Mexico is reopening the investigation into last year’s disappearance of 43 students in the state of Guerrero.
An international panel of experts had said the investigation was flawed.
The students’ families have disputed the government’s account of what happened in September 2014.
The panel of experts, working for the Inter-American Commission on Human Rights, criticized the government’s version of events.
It concluded that the government’s account that the students were burnt beyond identification at a rubbish dump was physically impossible.
The panel said official reports appeared to downplay the presence of federal police and troops near the areas where the students were seized.
The experts said the army had refused to allow them to interview soldiers.
They came up with a list of 10 recommendations which the Mexican government has agreed to abide by.
Among them, the search for the students will be re-launched following outlines laid down by the experts and carried out in coordination with the victims’ families.

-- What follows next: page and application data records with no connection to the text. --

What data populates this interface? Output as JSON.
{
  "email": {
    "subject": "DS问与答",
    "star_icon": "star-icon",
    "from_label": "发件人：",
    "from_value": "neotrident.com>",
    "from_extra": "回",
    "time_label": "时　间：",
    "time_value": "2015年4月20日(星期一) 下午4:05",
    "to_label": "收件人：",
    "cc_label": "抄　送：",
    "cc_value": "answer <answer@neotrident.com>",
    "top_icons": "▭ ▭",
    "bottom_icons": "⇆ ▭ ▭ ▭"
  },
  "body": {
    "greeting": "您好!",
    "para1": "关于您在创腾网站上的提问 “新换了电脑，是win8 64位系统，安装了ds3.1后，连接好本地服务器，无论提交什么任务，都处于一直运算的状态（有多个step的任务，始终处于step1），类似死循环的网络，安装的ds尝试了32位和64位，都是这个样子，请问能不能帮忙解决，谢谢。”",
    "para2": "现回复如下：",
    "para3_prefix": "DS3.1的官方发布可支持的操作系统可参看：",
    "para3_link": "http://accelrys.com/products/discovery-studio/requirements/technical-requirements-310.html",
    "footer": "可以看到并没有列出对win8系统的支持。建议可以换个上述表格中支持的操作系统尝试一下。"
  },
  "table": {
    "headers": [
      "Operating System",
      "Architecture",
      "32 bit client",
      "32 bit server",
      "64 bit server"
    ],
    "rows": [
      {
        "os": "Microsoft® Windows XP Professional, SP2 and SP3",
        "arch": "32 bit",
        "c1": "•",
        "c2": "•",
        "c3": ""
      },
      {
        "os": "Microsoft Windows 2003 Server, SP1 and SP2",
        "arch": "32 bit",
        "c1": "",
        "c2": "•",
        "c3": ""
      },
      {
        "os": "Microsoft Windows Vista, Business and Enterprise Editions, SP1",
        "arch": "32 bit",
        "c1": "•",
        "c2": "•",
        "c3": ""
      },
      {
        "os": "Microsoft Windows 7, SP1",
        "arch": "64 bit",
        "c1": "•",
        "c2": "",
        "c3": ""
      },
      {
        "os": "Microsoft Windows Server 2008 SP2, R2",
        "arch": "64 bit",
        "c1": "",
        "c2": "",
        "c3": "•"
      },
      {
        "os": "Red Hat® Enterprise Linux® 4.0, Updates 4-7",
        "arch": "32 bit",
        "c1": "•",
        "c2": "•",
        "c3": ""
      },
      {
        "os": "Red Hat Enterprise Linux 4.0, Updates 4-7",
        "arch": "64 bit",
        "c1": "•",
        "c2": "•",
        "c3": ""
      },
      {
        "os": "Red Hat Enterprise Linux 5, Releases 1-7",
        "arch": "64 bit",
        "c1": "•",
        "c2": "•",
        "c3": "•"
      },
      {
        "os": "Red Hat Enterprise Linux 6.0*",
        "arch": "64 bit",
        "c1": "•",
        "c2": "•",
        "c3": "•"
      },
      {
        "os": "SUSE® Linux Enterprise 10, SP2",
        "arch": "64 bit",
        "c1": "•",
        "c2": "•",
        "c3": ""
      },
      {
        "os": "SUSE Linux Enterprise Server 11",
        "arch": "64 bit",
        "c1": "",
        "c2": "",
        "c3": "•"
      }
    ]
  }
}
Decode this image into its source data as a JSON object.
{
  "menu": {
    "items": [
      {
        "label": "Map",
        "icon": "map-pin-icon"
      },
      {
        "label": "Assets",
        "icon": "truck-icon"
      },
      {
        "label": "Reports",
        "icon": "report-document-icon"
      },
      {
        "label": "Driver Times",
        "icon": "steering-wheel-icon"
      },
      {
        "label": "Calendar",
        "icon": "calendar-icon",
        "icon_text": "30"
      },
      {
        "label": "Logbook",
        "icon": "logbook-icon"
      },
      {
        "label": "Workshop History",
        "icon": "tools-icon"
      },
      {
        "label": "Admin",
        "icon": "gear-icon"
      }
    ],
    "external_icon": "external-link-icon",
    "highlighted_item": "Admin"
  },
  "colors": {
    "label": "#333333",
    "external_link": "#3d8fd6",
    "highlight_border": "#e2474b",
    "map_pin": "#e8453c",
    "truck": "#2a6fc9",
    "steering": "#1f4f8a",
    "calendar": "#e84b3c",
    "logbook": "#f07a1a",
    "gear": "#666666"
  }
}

The experts also want the report they published to form part of the government investigation – following up recommendations and evaluating issues that arose from the report.